=== Problem description ===
If a line in the records below contains "role", copy that line.

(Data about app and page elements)
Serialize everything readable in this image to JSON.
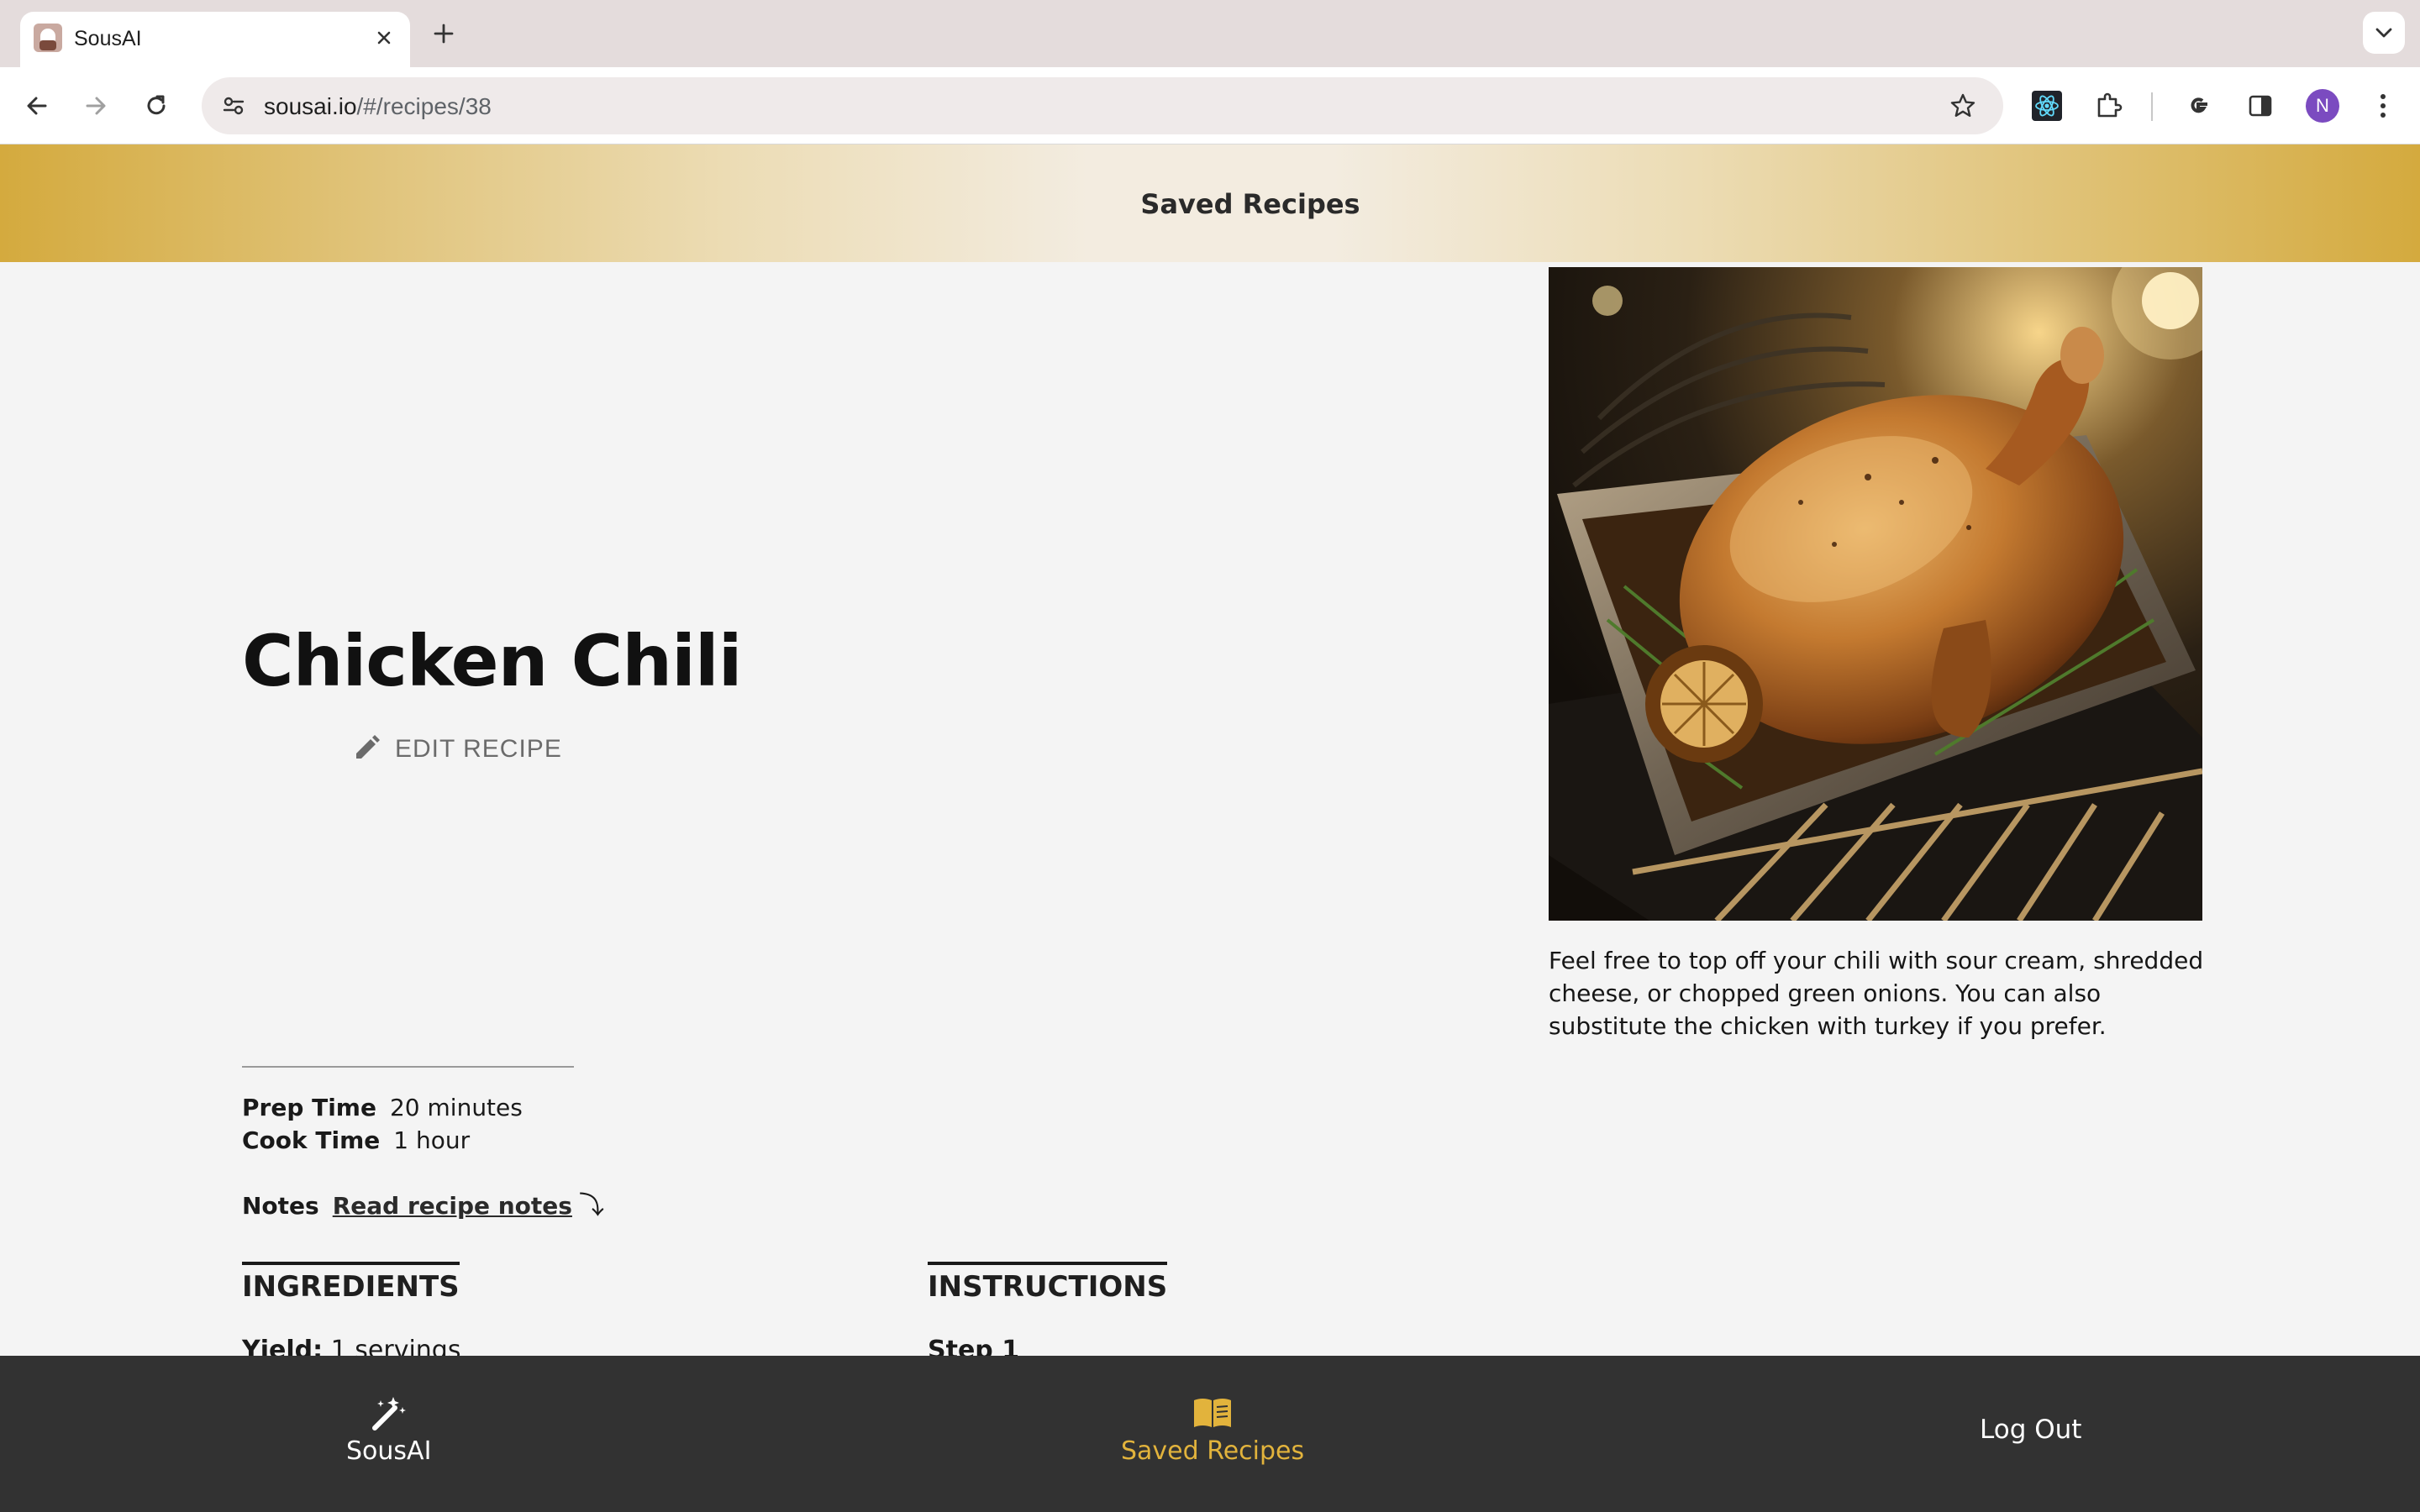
{
  "browser": {
    "tab_title": "SousAI",
    "url_host": "sousai.io",
    "url_path": "/#/recipes/38",
    "avatar_letter": "N"
  },
  "header": {
    "title": "Saved Recipes"
  },
  "recipe": {
    "title": "Chicken Chili",
    "edit_label": "EDIT RECIPE",
    "image_notes": "Feel free to top off your chili with sour cream, shredded cheese, or chopped green onions. You can also substitute the chicken with turkey if you prefer.",
    "prep_time_label": "Prep Time",
    "prep_time_value": "20 minutes",
    "cook_time_label": "Cook Time",
    "cook_time_value": "1 hour",
    "notes_label": "Notes",
    "notes_link": "Read recipe notes",
    "notes_arrow": "⤵"
  },
  "ingredients": {
    "heading": "INGREDIENTS",
    "yield_label": "Yield:",
    "yield_value": "1 servings"
  },
  "instructions": {
    "heading": "INSTRUCTIONS",
    "first_step": "Step 1"
  },
  "bottom_nav": {
    "home_label": "SousAI",
    "saved_label": "Saved Recipes",
    "logout_label": "Log Out",
    "active_color": "#e2b33c",
    "inactive_color": "#ffffff"
  },
  "icons": {
    "favicon": "sousai-chef-favicon",
    "back": "arrow-left-icon",
    "forward": "arrow-right-icon",
    "reload": "reload-icon",
    "site_info": "tune-icon",
    "bookmark": "star-icon",
    "react_devtools": "react-icon",
    "extensions": "puzzle-icon",
    "google": "google-g-icon",
    "side_panel": "side-panel-icon",
    "menu": "kebab-menu-icon",
    "edit": "pencil-icon",
    "magic": "magic-wand-icon",
    "book": "open-book-icon"
  }
}
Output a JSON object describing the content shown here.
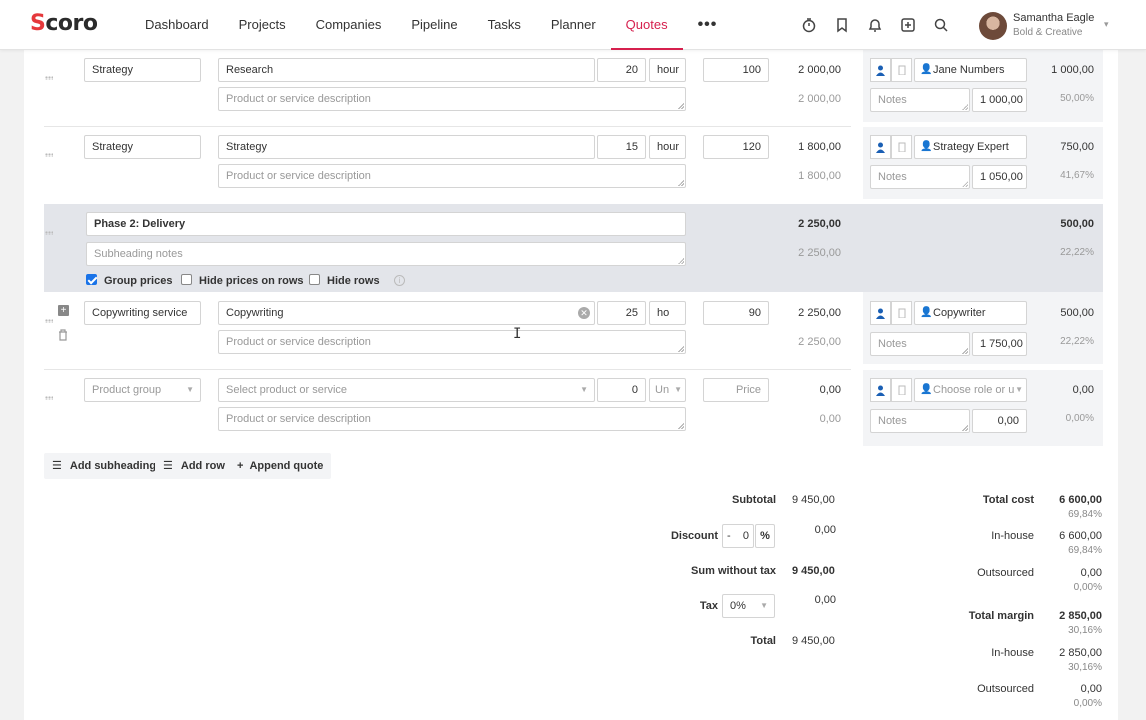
{
  "app": {
    "logo": "Scoro",
    "accent": "#d6204e"
  },
  "nav": {
    "items": [
      "Dashboard",
      "Projects",
      "Companies",
      "Pipeline",
      "Tasks",
      "Planner",
      "Quotes"
    ],
    "active": "Quotes",
    "more": "•••"
  },
  "user": {
    "name": "Samantha Eagle",
    "company": "Bold & Creative"
  },
  "rows": [
    {
      "group": "Strategy",
      "product": "Research",
      "description_placeholder": "Product or service description",
      "qty": "20",
      "unit": "hour",
      "price": "100",
      "sum": "2 000,00",
      "sum_sub": "2 000,00",
      "role": "Jane Numbers",
      "notes_placeholder": "Notes",
      "cost": "1 000,00",
      "margin": "1 000,00",
      "margin_pct": "50,00%"
    },
    {
      "group": "Strategy",
      "product": "Strategy",
      "description_placeholder": "Product or service description",
      "qty": "15",
      "unit": "hour",
      "price": "120",
      "sum": "1 800,00",
      "sum_sub": "1 800,00",
      "role": "Strategy Expert",
      "notes_placeholder": "Notes",
      "cost": "1 050,00",
      "margin": "750,00",
      "margin_pct": "41,67%"
    },
    {
      "group": "Copywriting service",
      "product": "Copywriting",
      "description_placeholder": "Product or service description",
      "qty": "25",
      "unit": "ho",
      "price": "90",
      "sum": "2 250,00",
      "sum_sub": "2 250,00",
      "role": "Copywriter",
      "notes_placeholder": "Notes",
      "cost": "1 750,00",
      "margin": "500,00",
      "margin_pct": "22,22%"
    },
    {
      "group": "Product group",
      "product": "Select product or service",
      "description_placeholder": "Product or service description",
      "qty": "0",
      "unit": "Un",
      "price": "Price",
      "sum": "0,00",
      "sum_sub": "0,00",
      "role": "Choose role or u",
      "notes_placeholder": "Notes",
      "cost": "0,00",
      "margin": "0,00",
      "margin_pct": "0,00%"
    }
  ],
  "phase": {
    "title": "Phase 2: Delivery",
    "notes_placeholder": "Subheading notes",
    "sum": "2 250,00",
    "sum_sub": "2 250,00",
    "margin": "500,00",
    "margin_pct": "22,22%",
    "group_prices_label": "Group prices",
    "group_prices_checked": true,
    "hide_prices_label": "Hide prices on rows",
    "hide_rows_label": "Hide rows"
  },
  "actions": {
    "add_subheading": "Add subheading",
    "add_row": "Add row",
    "append_quote": "Append quote"
  },
  "totals": {
    "subtotal_label": "Subtotal",
    "subtotal": "9 450,00",
    "discount_label": "Discount",
    "discount_sign": "-",
    "discount_value": "0",
    "discount_unit": "%",
    "discount_amount": "0,00",
    "sum_without_tax_label": "Sum without tax",
    "sum_without_tax": "9 450,00",
    "tax_label": "Tax",
    "tax_value": "0%",
    "tax_amount": "0,00",
    "total_label": "Total",
    "total": "9 450,00"
  },
  "costs": {
    "total_cost_label": "Total cost",
    "total_cost": "6 600,00",
    "total_cost_pct": "69,84%",
    "inhouse_label": "In-house",
    "inhouse": "6 600,00",
    "inhouse_pct": "69,84%",
    "outsourced_label": "Outsourced",
    "outsourced": "0,00",
    "outsourced_pct": "0,00%",
    "total_margin_label": "Total margin",
    "total_margin": "2 850,00",
    "total_margin_pct": "30,16%",
    "margin_inhouse_label": "In-house",
    "margin_inhouse": "2 850,00",
    "margin_inhouse_pct": "30,16%",
    "margin_outsourced_label": "Outsourced",
    "margin_outsourced": "0,00",
    "margin_outsourced_pct": "0,00%"
  }
}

=== Task solution ===
      "role": "Jane Numbers",
      "role": "Strategy Expert",
      "role": "Copywriter",
      "role": "Choose role or u",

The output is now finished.